─── INPUT DATA ───

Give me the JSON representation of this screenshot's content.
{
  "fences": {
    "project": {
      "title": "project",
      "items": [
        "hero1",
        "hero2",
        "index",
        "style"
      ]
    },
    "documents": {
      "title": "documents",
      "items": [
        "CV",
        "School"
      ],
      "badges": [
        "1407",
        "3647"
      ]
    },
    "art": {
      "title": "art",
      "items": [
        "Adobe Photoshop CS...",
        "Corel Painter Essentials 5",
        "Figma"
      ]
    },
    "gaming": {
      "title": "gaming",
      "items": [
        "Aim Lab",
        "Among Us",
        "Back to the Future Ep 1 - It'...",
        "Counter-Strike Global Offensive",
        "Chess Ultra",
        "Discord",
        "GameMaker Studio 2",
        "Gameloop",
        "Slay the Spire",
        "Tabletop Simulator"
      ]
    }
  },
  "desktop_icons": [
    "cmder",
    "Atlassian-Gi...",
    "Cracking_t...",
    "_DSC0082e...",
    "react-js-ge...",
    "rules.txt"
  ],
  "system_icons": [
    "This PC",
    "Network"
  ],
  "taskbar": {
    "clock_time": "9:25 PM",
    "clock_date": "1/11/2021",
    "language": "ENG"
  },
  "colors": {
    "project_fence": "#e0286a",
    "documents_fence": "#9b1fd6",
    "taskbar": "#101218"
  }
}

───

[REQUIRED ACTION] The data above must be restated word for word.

[ANSWER SPACE]
Give me the JSON representation of this screenshot's content.
{
  "fences": {
    "project": {
      "title": "project",
      "items": [
        "hero1",
        "hero2",
        "index",
        "style"
      ]
    },
    "documents": {
      "title": "documents",
      "items": [
        "CV",
        "School"
      ],
      "badges": [
        "1407",
        "3647"
      ]
    },
    "art": {
      "title": "art",
      "items": [
        "Adobe Photoshop CS...",
        "Corel Painter Essentials 5",
        "Figma"
      ]
    },
    "gaming": {
      "title": "gaming",
      "items": [
        "Aim Lab",
        "Among Us",
        "Back to the Future Ep 1 - It'...",
        "Counter-Strike Global Offensive",
        "Chess Ultra",
        "Discord",
        "GameMaker Studio 2",
        "Gameloop",
        "Slay the Spire",
        "Tabletop Simulator"
      ]
    }
  },
  "desktop_icons": [
    "cmder",
    "Atlassian-Gi...",
    "Cracking_t...",
    "_DSC0082e...",
    "react-js-ge...",
    "rules.txt"
  ],
  "system_icons": [
    "This PC",
    "Network"
  ],
  "taskbar": {
    "clock_time": "9:25 PM",
    "clock_date": "1/11/2021",
    "language": "ENG"
  },
  "colors": {
    "project_fence": "#e0286a",
    "documents_fence": "#9b1fd6",
    "taskbar": "#101218"
  }
}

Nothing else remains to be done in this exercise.